In April, Apple added language to the previous agreement restricting apps that linked to the documented APIs through an intermediary translation or compatibility layer or tool. While the change in the language affected many 3rd-party development tools (such as Unity, Titanium, and MonoTouch), it was largely seen as targeting Adobe. Adobe was set to release Flash CS5, and was advertising that software's Flash-to-iPhone publishing option. The new restrictions would forbid apps created with that feature from being accepted into the App Store. Adobe abandoned work on the feature shortly thereafter. Now with the new iOS Development License Agreement, Apple has essentially reversed its position. Adobe has announced that it will resume work on its iPhone Flash tool.
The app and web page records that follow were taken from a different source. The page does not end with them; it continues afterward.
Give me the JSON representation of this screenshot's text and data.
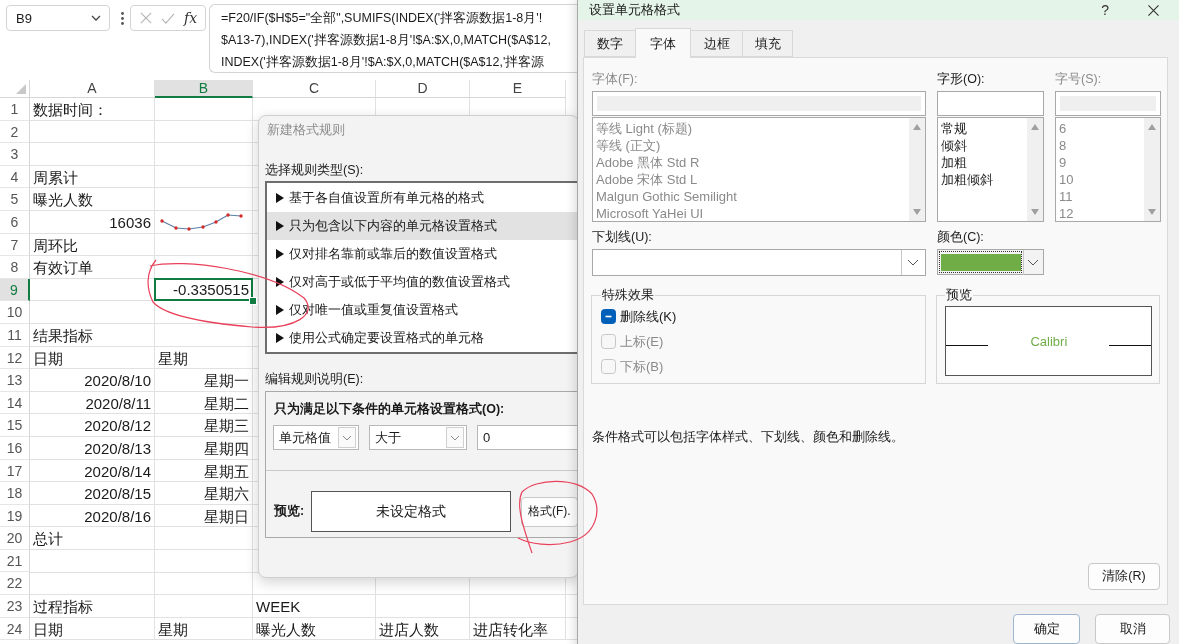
{
  "formula_bar": {
    "name_box": "B9",
    "function_button": "fx",
    "formula_lines": [
      "=F20/IF($H$5=\"全部\",SUMIFS(INDEX('拌客源数据1-8月'!",
      "$A13-7),INDEX('拌客源数据1-8月'!$A:$X,0,MATCH($A$12,",
      "INDEX('拌客源数据1-8月'!$A:$X,0,MATCH($A$12,'拌客源"
    ]
  },
  "sheet": {
    "columns": [
      {
        "label": "A",
        "selected": false
      },
      {
        "label": "B",
        "selected": true
      },
      {
        "label": "C",
        "selected": false
      },
      {
        "label": "D",
        "selected": false
      },
      {
        "label": "E",
        "selected": false
      }
    ],
    "rows": [
      {
        "number": "1",
        "selected": false,
        "a": {
          "kind": "text",
          "text": "数据时间：",
          "selected": false
        }
      },
      {
        "number": "2",
        "selected": false
      },
      {
        "number": "3",
        "selected": false
      },
      {
        "number": "4",
        "selected": false,
        "a": {
          "kind": "text",
          "text": "周累计",
          "selected": false
        }
      },
      {
        "number": "5",
        "selected": false,
        "a": {
          "kind": "text",
          "text": "曝光人数",
          "selected": false
        }
      },
      {
        "number": "6",
        "selected": false,
        "a": {
          "kind": "number",
          "text": "16036",
          "selected": false
        },
        "b": {
          "kind": "sparkline",
          "selected": false
        }
      },
      {
        "number": "7",
        "selected": false,
        "a": {
          "kind": "text",
          "text": "周环比",
          "selected": false
        }
      },
      {
        "number": "8",
        "selected": false,
        "a": {
          "kind": "text",
          "text": "有效订单",
          "selected": false
        }
      },
      {
        "number": "9",
        "selected": true,
        "b": {
          "kind": "number",
          "text": "-0.3350515",
          "selected": true
        }
      },
      {
        "number": "10",
        "selected": false
      },
      {
        "number": "11",
        "selected": false,
        "a": {
          "kind": "text",
          "text": "结果指标",
          "selected": false
        }
      },
      {
        "number": "12",
        "selected": false,
        "a": {
          "kind": "text",
          "text": "日期",
          "selected": false
        },
        "b": {
          "kind": "text",
          "text": "星期",
          "selected": false
        }
      },
      {
        "number": "13",
        "selected": false,
        "a": {
          "kind": "date",
          "text": "2020/8/10",
          "selected": false
        },
        "b": {
          "kind": "date",
          "text": "星期一",
          "selected": false
        }
      },
      {
        "number": "14",
        "selected": false,
        "a": {
          "kind": "date",
          "text": "2020/8/11",
          "selected": false
        },
        "b": {
          "kind": "date",
          "text": "星期二",
          "selected": false
        }
      },
      {
        "number": "15",
        "selected": false,
        "a": {
          "kind": "date",
          "text": "2020/8/12",
          "selected": false
        },
        "b": {
          "kind": "date",
          "text": "星期三",
          "selected": false
        }
      },
      {
        "number": "16",
        "selected": false,
        "a": {
          "kind": "date",
          "text": "2020/8/13",
          "selected": false
        },
        "b": {
          "kind": "date",
          "text": "星期四",
          "selected": false
        }
      },
      {
        "number": "17",
        "selected": false,
        "a": {
          "kind": "date",
          "text": "2020/8/14",
          "selected": false
        },
        "b": {
          "kind": "date",
          "text": "星期五",
          "selected": false
        }
      },
      {
        "number": "18",
        "selected": false,
        "a": {
          "kind": "date",
          "text": "2020/8/15",
          "selected": false
        },
        "b": {
          "kind": "date",
          "text": "星期六",
          "selected": false
        }
      },
      {
        "number": "19",
        "selected": false,
        "a": {
          "kind": "date",
          "text": "2020/8/16",
          "selected": false
        },
        "b": {
          "kind": "date",
          "text": "星期日",
          "selected": false
        }
      },
      {
        "number": "20",
        "selected": false,
        "a": {
          "kind": "text",
          "text": "总计",
          "selected": false
        }
      },
      {
        "number": "21",
        "selected": false
      },
      {
        "number": "22",
        "selected": false
      },
      {
        "number": "23",
        "selected": false,
        "a": {
          "kind": "text",
          "text": "过程指标",
          "selected": false
        },
        "c": {
          "kind": "text",
          "text": "WEEK",
          "selected": false
        }
      },
      {
        "number": "24",
        "selected": false,
        "a": {
          "kind": "text",
          "text": "日期",
          "selected": false
        },
        "b": {
          "kind": "text",
          "text": "星期",
          "selected": false
        },
        "c": {
          "kind": "text",
          "text": "曝光人数",
          "selected": false
        },
        "d": {
          "kind": "text",
          "text": "进店人数",
          "selected": false
        },
        "e": {
          "kind": "text",
          "text": "进店转化率",
          "selected": false
        }
      }
    ]
  },
  "rule_dialog": {
    "title": "新建格式规则",
    "rule_type_label": "选择规则类型(S):",
    "rule_types": [
      {
        "label": "基于各自值设置所有单元格的格式",
        "selected": false
      },
      {
        "label": "只为包含以下内容的单元格设置格式",
        "selected": true
      },
      {
        "label": "仅对排名靠前或靠后的数值设置格式",
        "selected": false
      },
      {
        "label": "仅对高于或低于平均值的数值设置格式",
        "selected": false
      },
      {
        "label": "仅对唯一值或重复值设置格式",
        "selected": false
      },
      {
        "label": "使用公式确定要设置格式的单元格",
        "selected": false
      }
    ],
    "description_label": "编辑规则说明(E):",
    "condition_label": "只为满足以下条件的单元格设置格式(O):",
    "condition": {
      "field": "单元格值",
      "operator": "大于",
      "value": "0"
    },
    "preview_label": "预览:",
    "preview_text": "未设定格式",
    "format_button": "格式(F)."
  },
  "format_dialog": {
    "title": "设置单元格格式",
    "help": "?",
    "tabs": [
      {
        "label": "数字",
        "selected": false
      },
      {
        "label": "字体",
        "selected": true
      },
      {
        "label": "边框",
        "selected": false
      },
      {
        "label": "填充",
        "selected": false
      }
    ],
    "font_list": {
      "label": "字体(F):",
      "disabled": true,
      "items": [
        {
          "label": "等线 Light (标题)",
          "selected": false
        },
        {
          "label": "等线 (正文)",
          "selected": false
        },
        {
          "label": "Adobe 黑体 Std R",
          "selected": false
        },
        {
          "label": "Adobe 宋体 Std L",
          "selected": false
        },
        {
          "label": "Malgun Gothic Semilight",
          "selected": false
        },
        {
          "label": "Microsoft YaHei UI",
          "selected": false
        }
      ]
    },
    "style_list": {
      "label": "字形(O):",
      "disabled": false,
      "items": [
        {
          "label": "常规",
          "selected": false
        },
        {
          "label": "倾斜",
          "selected": false
        },
        {
          "label": "加粗",
          "selected": false
        },
        {
          "label": "加粗倾斜",
          "selected": false
        }
      ]
    },
    "size_list": {
      "label": "字号(S):",
      "disabled": true,
      "items": [
        {
          "label": "6",
          "selected": false
        },
        {
          "label": "8",
          "selected": false
        },
        {
          "label": "9",
          "selected": false
        },
        {
          "label": "10",
          "selected": false
        },
        {
          "label": "11",
          "selected": false
        },
        {
          "label": "12",
          "selected": false
        }
      ]
    },
    "underline": {
      "label": "下划线(U):"
    },
    "font_color": {
      "label": "颜色(C):",
      "color": "#70ad47"
    },
    "effects": {
      "title": "特殊效果",
      "options": [
        {
          "label": "删除线(K)",
          "checked": false,
          "indeterminate": true,
          "disabled": false
        },
        {
          "label": "上标(E)",
          "checked": false,
          "indeterminate": false,
          "disabled": true
        },
        {
          "label": "下标(B)",
          "checked": false,
          "indeterminate": false,
          "disabled": true
        }
      ]
    },
    "preview": {
      "title": "预览",
      "sample": "Calibri"
    },
    "note": "条件格式可以包括字体样式、下划线、颜色和删除线。",
    "clear_button": "清除(R)",
    "buttons": [
      "确定",
      "取消"
    ]
  }
}
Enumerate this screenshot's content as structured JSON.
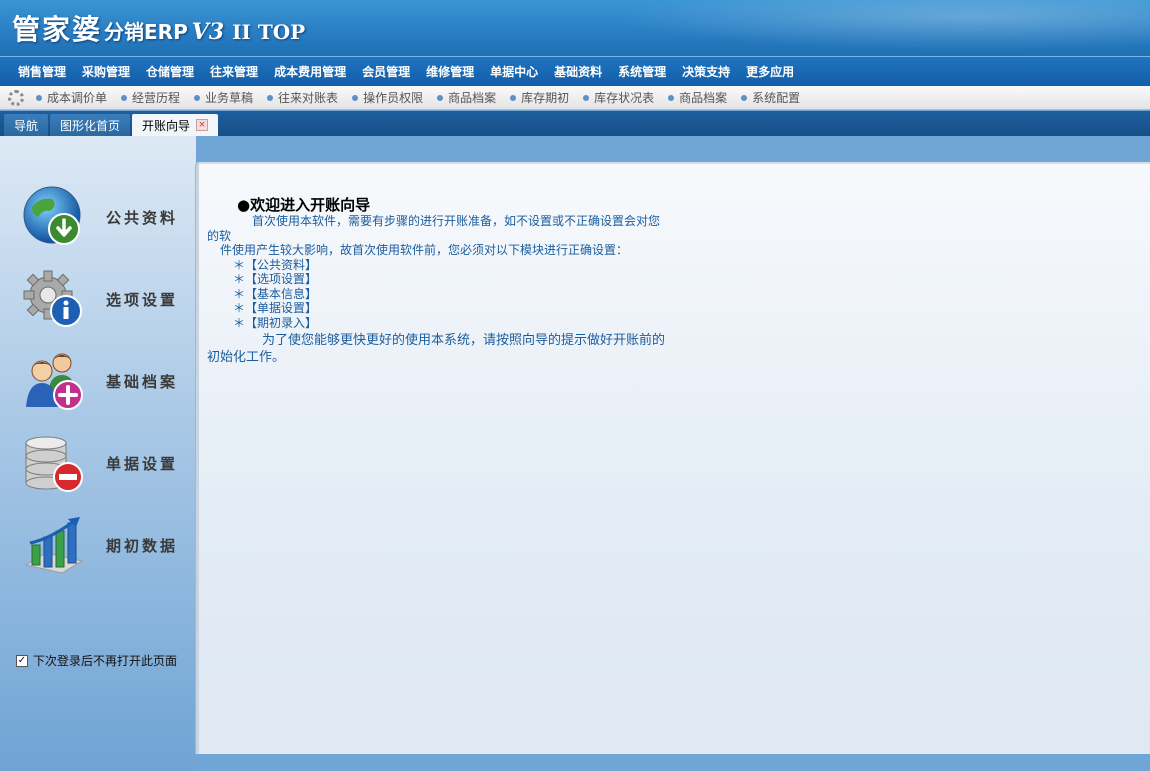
{
  "header": {
    "logo_main": "管家婆",
    "logo_sub": "分销ERP",
    "logo_version": "V3",
    "logo_edition": "II TOP"
  },
  "main_menu": {
    "items": [
      "销售管理",
      "采购管理",
      "仓储管理",
      "往来管理",
      "成本费用管理",
      "会员管理",
      "维修管理",
      "单据中心",
      "基础资料",
      "系统管理",
      "决策支持",
      "更多应用"
    ]
  },
  "quick_bar": {
    "items": [
      "成本调价单",
      "经营历程",
      "业务草稿",
      "往来对账表",
      "操作员权限",
      "商品档案",
      "库存期初",
      "库存状况表",
      "商品档案",
      "系统配置"
    ]
  },
  "tabs": {
    "items": [
      "导航",
      "图形化首页",
      "开账向导"
    ],
    "active": "开账向导",
    "close_glyph": "×"
  },
  "left_nav": {
    "items": [
      {
        "label": "公共资料",
        "icon": "globe-download-icon"
      },
      {
        "label": "选项设置",
        "icon": "gear-info-icon"
      },
      {
        "label": "基础档案",
        "icon": "users-add-icon"
      },
      {
        "label": "单据设置",
        "icon": "database-remove-icon"
      },
      {
        "label": "期初数据",
        "icon": "bar-chart-growth-icon"
      }
    ],
    "checkbox_label": "下次登录后不再打开此页面",
    "checkbox_checked": true,
    "checkbox_glyph": "✓"
  },
  "content": {
    "title": "●欢迎进入开账向导",
    "line1": "首次使用本软件，需要有步骤的进行开账准备，如不设置或不正确设置会对您",
    "line2": "的软",
    "line3": "件使用产生较大影响，故首次使用软件前，您必须对以下模块进行正确设置：",
    "modules": [
      "＊【公共资料】",
      "＊【选项设置】",
      "＊【基本信息】",
      "＊【单据设置】",
      "＊【期初录入】"
    ],
    "line4": "为了使您能够更快更好的使用本系统，请按照向导的提示做好开账前的",
    "line5": "初始化工作。"
  }
}
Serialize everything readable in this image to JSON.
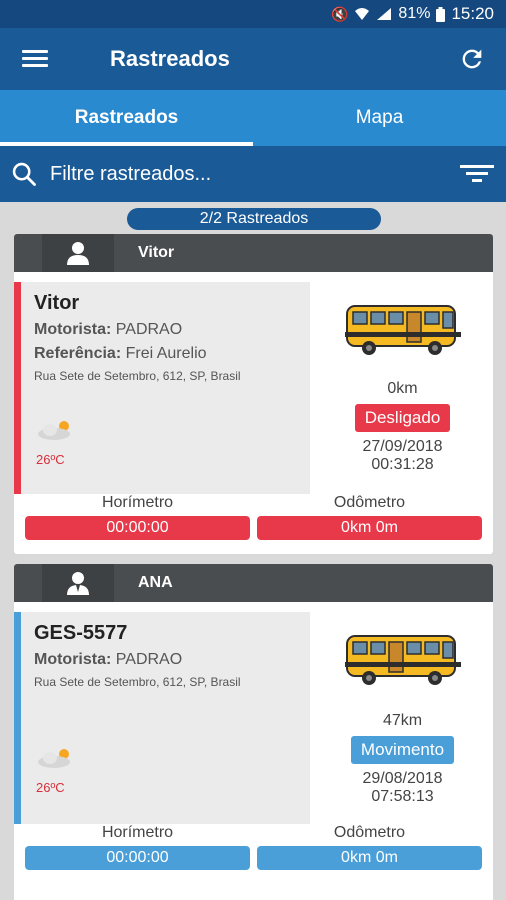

As someone who uses both Apple and Adobe products extensively, I'm quite pleased at this development. I understand Apple's desire to have an approval process that ensures that the apps submitted to its store conform to a certain standard of quality. However, the initial restriction on third-party tools seemed mostly arbitrary and anticompetitive. It makes no difference to the user how the app was created, only that it works. If apps created using a third-party tool fail Apple's quality standards, then the app should rightfully be kept out. If the app performs as well as an app created using Apple's preferred development software and is secure, it is hard to justify keeping it out. Will this change make it easier for developers to also create products simultaneously for Apple's competitors, such as Google's Android platform? Yes. But the only one who loses from this arrangement is Apple. For consumers and for the health of the mobile marketplace as a whole, it is a win.